The European Union voted to end a ban on British beef that has slaughtered the UK's cattle industry. The ban was enacted in March 1996 after mad cow disease found in British cattle was linked to dozens of deaths in humans. Thirty-two months and multi-billions in losses later, the EU will certify that British beef is okay for export again. Improved animal hygiene and a new tracking system, an animal passport of sorts, led to lifting restrictions, with one final pruning: the upcoming slaughter of 4,000 offspring born after Aug. 1, 1996, to cows infected with the virulent disease.
Sodom and Georgia
Georgia's 165-year-old sodomy law survived a U.S. Supreme Court ruling 12 years ago, but didn't make it past the state's highest court. It voted 6-1 to overturn the conviction of Anthony Powell, found guilty of sodomizing his 17-year-old niece in 1996, saying his privacy was violated. Naturally, homosexual-rights groups, which are still fighting anti-sodomy laws in 18 other states, were overjoyed. David Smith of the Human Rights Alliance says he hopes this will "be a precursor to the U.S. Supreme Court invalidating all the nation's sodomy laws." Three other states-Kentucky, Tennessee, and Pennsylvania-recently overturned their own versions of the law.
Saddam Hussein's right-hand man narrowly escaped assassination on Nov. 22 when bystanders tossed two grenades at him. Izzat Ibrahim, deputy commander of Iraqi armed forces, was attacked as he made his way to a religious ceremony where he was to give a speech in Mr. Hussein's stead. The attack, characterized by BBC as "extremely serious," was the first on a senior official since 1996.
Nation in brief
Gore gets a pass

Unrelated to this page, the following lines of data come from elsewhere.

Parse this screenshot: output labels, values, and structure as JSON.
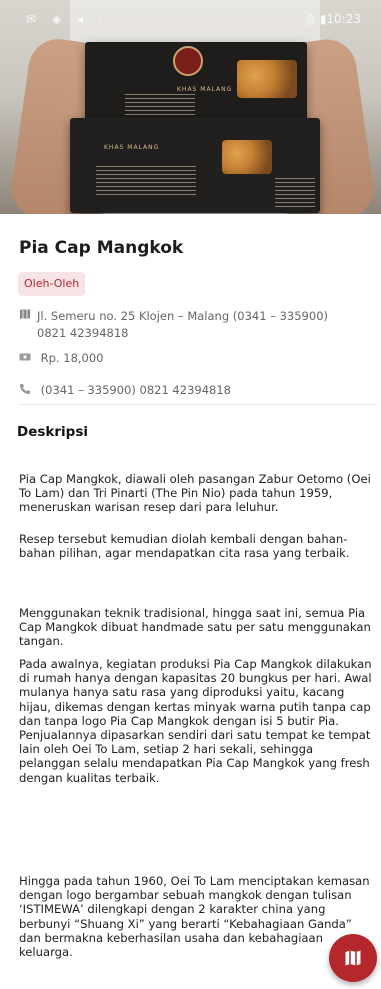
{
  "status_bar": {
    "time": "10:23"
  },
  "hero": {
    "box_label_top": "KHAS MALANG",
    "box_label_bottom": "KHAS MALANG"
  },
  "place": {
    "title": "Pia  Cap Mangkok",
    "category": "Oleh-Oleh",
    "address": "Jl. Semeru no. 25 Klojen – Malang (0341 – 335900) 0821 42394818",
    "price": "Rp. 18,000",
    "phone": "(0341 – 335900) 0821 42394818"
  },
  "description": {
    "heading": "Deskripsi",
    "paragraphs": [
      "Pia Cap Mangkok, diawali oleh pasangan Zabur Oetomo (Oei To Lam) dan Tri Pinarti (The Pin Nio) pada tahun 1959, meneruskan warisan resep dari para leluhur.",
      "Resep tersebut kemudian diolah kembali dengan bahan-bahan pilihan, agar mendapatkan cita rasa yang terbaik.",
      "Menggunakan teknik tradisional, hingga saat ini, semua Pia Cap Mangkok dibuat handmade satu per satu menggunakan tangan.",
      "Pada awalnya, kegiatan produksi Pia Cap Mangkok dilakukan di rumah hanya dengan kapasitas 20 bungkus per hari. Awal mulanya hanya satu rasa yang diproduksi yaitu, kacang hijau, dikemas dengan kertas minyak warna putih tanpa cap dan tanpa logo Pia Cap Mangkok dengan isi 5 butir Pia. Penjualannya dipasarkan sendiri dari satu tempat ke tempat lain oleh Oei To Lam, setiap 2 hari sekali, sehingga pelanggan selalu mendapatkan Pia Cap Mangkok yang fresh dengan kualitas terbaik.",
      "Hingga pada tahun 1960, Oei To Lam menciptakan kemasan dengan logo bergambar sebuah mangkok dengan tulisan ‘ISTIMEWA’ dilengkapi dengan 2 karakter china yang berbunyi “Shuang Xi” yang berarti “Kebahagiaan Ganda” dan bermakna keberhasilan usaha dan kebahagiaan keluarga."
    ]
  },
  "icons": {
    "address": "map-icon",
    "price": "cash-icon",
    "phone": "phone-icon",
    "fab": "map-icon"
  },
  "colors": {
    "accent": "#b3272d",
    "badge_bg": "#f6e3e3"
  }
}
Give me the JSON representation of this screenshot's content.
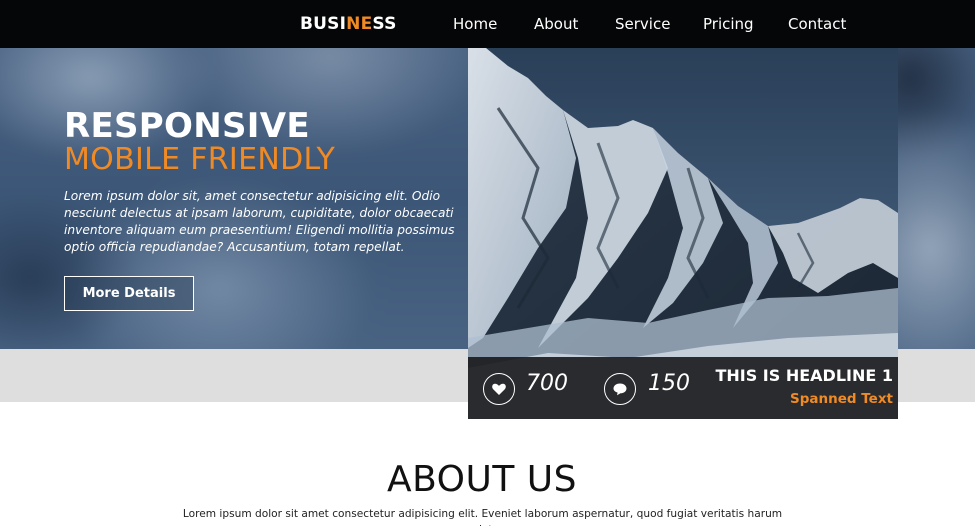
{
  "navbar": {
    "brand_prefix": "BUSI",
    "brand_accent": "NE",
    "brand_suffix": "SS",
    "items": [
      "Home",
      "About",
      "Service",
      "Pricing",
      "Contact"
    ]
  },
  "hero": {
    "title_line1": "RESPONSIVE",
    "title_line2": "MOBILE FRIENDLY",
    "body": "Lorem ipsum dolor sit, amet consectetur adipisicing elit. Odio nesciunt delectus at ipsam laborum, cupiditate, dolor obcaecati inventore aliquam eum praesentium! Eligendi mollitia possimus optio officia repudiandae? Accusantium, totam repellat.",
    "button_label": "More Details"
  },
  "card": {
    "image": "snowy-mountain-photo",
    "likes": "700",
    "comments": "150",
    "headline": "THIS IS HEADLINE 1",
    "subtext": "Spanned Text",
    "icons": {
      "likes": "heart-icon",
      "comments": "comment-icon"
    }
  },
  "about": {
    "title": "ABOUT US",
    "body": "Lorem ipsum dolor sit amet consectetur adipisicing elit. Eveniet laborum aspernatur, quod fugiat veritatis harum pariatur"
  },
  "colors": {
    "accent": "#f08a24",
    "nav_bg": "#050607",
    "band_gray": "#dedede"
  }
}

Even as President Clinton "pardoned" the White House turkey last week, the attorney general spared the political life of Vice President Gore. She refused-against the advice of some senior advisers, including the director of the FBI-to petition for an independent counsel to probe Mr. Gore's role in the sleazy campaign dealings of the Democratic National Committee in 1996. Where theres smoke...
The 46-state, $206 billion tobacco settlement will cost smokers about a penny per state per pack, as the economics of the deal filters through the distribution chain. The 45¢ rise marks the largest price increase in the history of cigarette retailing. And it comes on top of the approximate 20 cent per pack rise following settlements with four other states. Tobacco industry investment analysts predicted the steep price hikes will make it all the more difficult for governments to raise new taxes on cigarettes-now that the price per pack is set to rise more than 25 percent, to about $2.45. Some economists worry that the high prices will create a black market.